10 journeys, all journeys, are by private motor vehicle. Our question, as members of this place, is: do we continue to consign Gungahlin residents to that car dependent future, with all the costs that come with it—rising fuel, registration and so on—or do we give them some good transport choices? And do we invest in a transport technology that is going to see them through for the long term? That is what this project is about, that is why it is important and that is why the government is getting on with the job. I thank Mr Gentleman for bringing this motion to the Assembly today.
MR RATTENBURY (Molonglo) (10.40): I welcome Mr Gentleman bringing forward this motion today because it gives me the opportunity to discuss the progress that is being made on delivering light rail to Canberra. Mr Gentleman has made a number of good points in his motion about where things are up to and the benefits that will come from light rail, and I am pleased to offer my thoughts on that. I think it is well known in this place that I do support light rail as a project that will deliver benefits for Canberra long into the future. It will deliver transport outcomes, environmental outcomes and economic outcomes, and I have put those views in the past. I think that is the sort of investment that government needs to make for the future of this city.
In terms of progress that has been made, Mr Gentleman has touched on that in his motion but I think the appointment of key staff has been a significant step. There was some discussion earlier about who those staff are. I think that we have managed to get on board staff with considerable experience and proven track records when it comes to delivering these sorts of projects. Of course, they are not in the public eye, and the public probably have not seen much difference yet, in that a lot of the work that has being going on has been key work in the background in terms of developing governance structures, doing the necessary planning and the like. Perhaps that would leave the public in a bit of uncertainty, but I think we can assure the community that a lot of work has been going on and that these are necessary steps in the planning and development phase.
What has also been very interesting from my perspective has been the industry reaction to the political commitment to move ahead with light rail. What we have seen is significant interest across a range of industry sectors in getting involved in this project and getting involved in the ACT. Whether it is the people who actually want to provide the light rail system itself or the people who are looking at other economic opportunities that will arise around the development of light rail, there has been considerable interest. Certainly I speak for myself in saying that the number of people who have approached me, saying, “How do we get more information? We are interested in investing in the territory,” is very positive for the future of this city and reflects well on the ACT as a place where significant companies from outside the territory are interested to come and work.

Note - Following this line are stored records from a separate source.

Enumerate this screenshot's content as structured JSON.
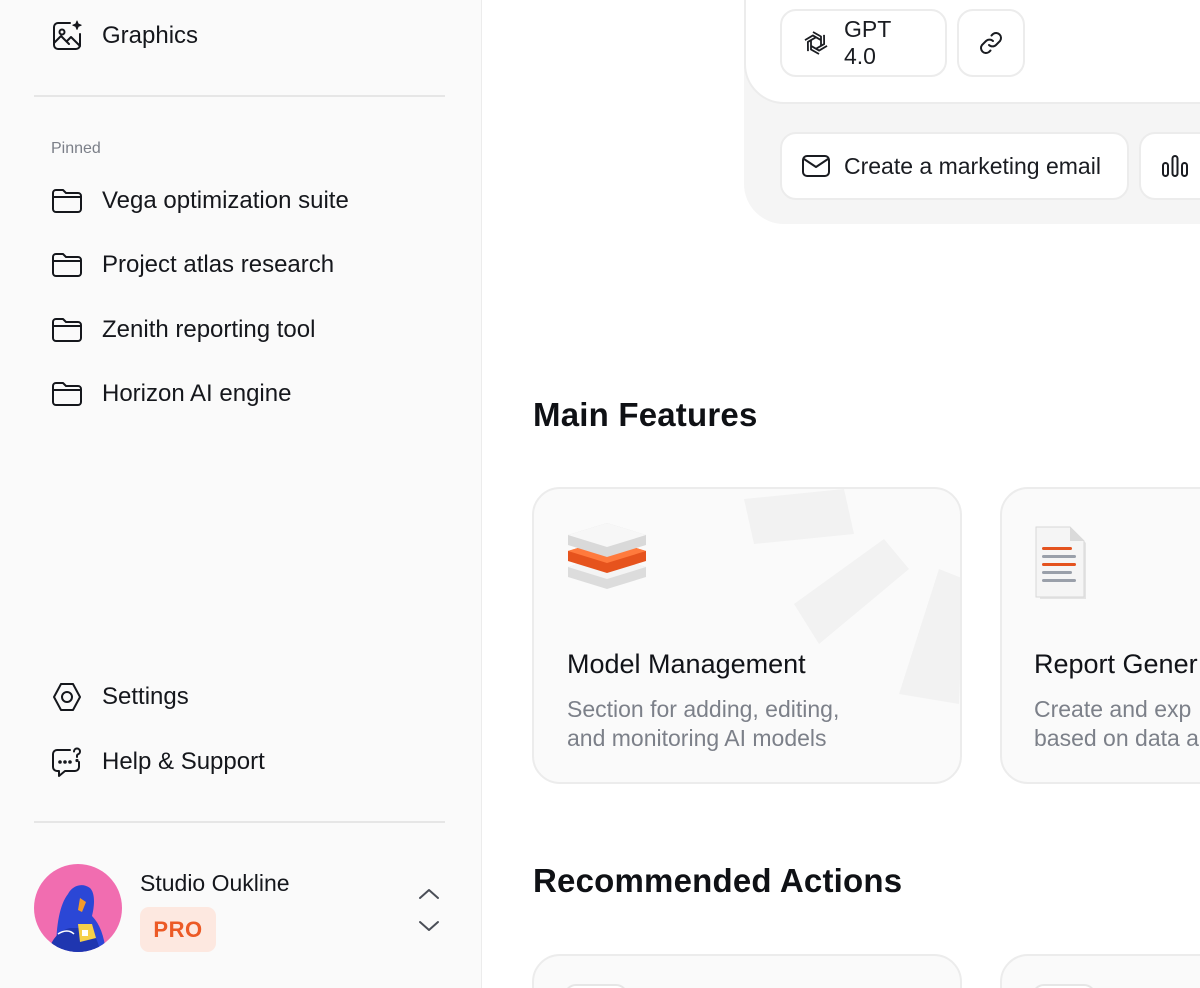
{
  "sidebar": {
    "top_item": {
      "label": "Graphics",
      "icon": "image-sparkle-icon"
    },
    "pinned_label": "Pinned",
    "pinned": [
      {
        "label": "Vega optimization suite",
        "icon": "folder-icon"
      },
      {
        "label": "Project atlas research",
        "icon": "folder-icon"
      },
      {
        "label": "Zenith reporting tool",
        "icon": "folder-icon"
      },
      {
        "label": "Horizon AI engine",
        "icon": "folder-icon"
      }
    ],
    "bottom": [
      {
        "label": "Settings",
        "icon": "settings-icon"
      },
      {
        "label": "Help & Support",
        "icon": "help-chat-icon"
      }
    ],
    "profile": {
      "name": "Studio Oukline",
      "badge": "PRO"
    }
  },
  "composer": {
    "model_label": "GPT 4.0",
    "suggestions": [
      {
        "label": "Create a marketing email",
        "icon": "mail-icon"
      },
      {
        "label": "",
        "icon": "bar-chart-icon"
      }
    ]
  },
  "main": {
    "features_title": "Main Features",
    "features": [
      {
        "title": "Model Management",
        "desc_line1": "Section for adding, editing,",
        "desc_line2": "and monitoring AI models"
      },
      {
        "title": "Report Gener",
        "desc_line1": "Create and exp",
        "desc_line2": "based on data a"
      }
    ],
    "actions_title": "Recommended Actions"
  },
  "colors": {
    "accent": "#ec5a26",
    "badge_bg": "#fde8e0",
    "avatar_bg": "#f16db0"
  }
}
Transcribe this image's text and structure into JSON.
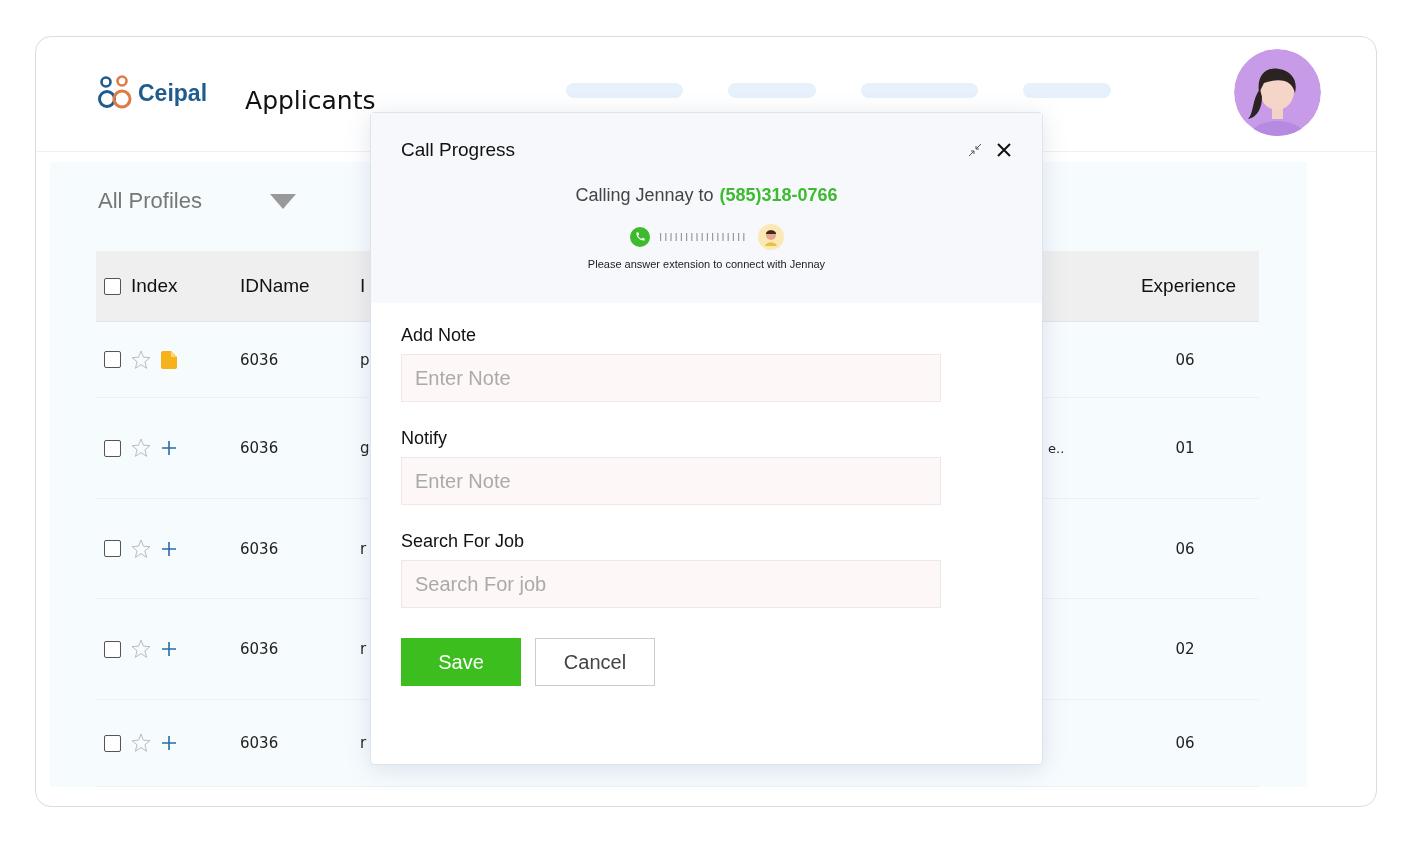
{
  "header": {
    "logo": "Ceipal",
    "title": "Applicants"
  },
  "filter": {
    "value": "All Profiles"
  },
  "table": {
    "select_all": {
      "checked": false
    },
    "columns": [
      {
        "label": "Index"
      },
      {
        "label": "IDName"
      },
      {
        "label": "I"
      },
      {
        "label": "Experience"
      }
    ],
    "rows": [
      {
        "checked": false,
        "starred": false,
        "kind": "file",
        "id": "6036",
        "column_3": "p",
        "experience": "06"
      },
      {
        "checked": false,
        "starred": false,
        "kind": "add",
        "id": "6036",
        "column_3": "g",
        "column_4": "e..",
        "experience": "01"
      },
      {
        "checked": false,
        "starred": false,
        "kind": "add",
        "id": "6036",
        "column_3": "r",
        "experience": "06"
      },
      {
        "checked": false,
        "starred": false,
        "kind": "add",
        "id": "6036",
        "column_3": "r",
        "experience": "02"
      },
      {
        "checked": false,
        "starred": false,
        "kind": "add",
        "id": "6036",
        "column_3": "r",
        "experience": "06"
      }
    ]
  },
  "dialog": {
    "title": "Call Progress",
    "calling_text": "Calling Jennay to",
    "phone": "(585)318-0766",
    "hint": "Please answer extension to connect with Jennay",
    "fields": [
      {
        "label": "Add Note",
        "placeholder": "Enter Note"
      },
      {
        "label": "Notify",
        "placeholder": "Enter Note"
      },
      {
        "label": "Search For Job",
        "placeholder": "Search For job"
      }
    ],
    "buttons": [
      {
        "label": "Save",
        "kind": "primary"
      },
      {
        "label": "Cancel",
        "kind": "secondary"
      }
    ]
  }
}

One of the key issues, I think, in today’s debate, particularly in light of Mr Hanson’s remarks, is that the decision to do something is critically important. You can ask questions until the cows come home and you can ask questions until the traffic is backed up on Northbourne Avenue more than anybody can bear, but there comes a point where leaders have to stand up and make decisions and say it is time to go forward.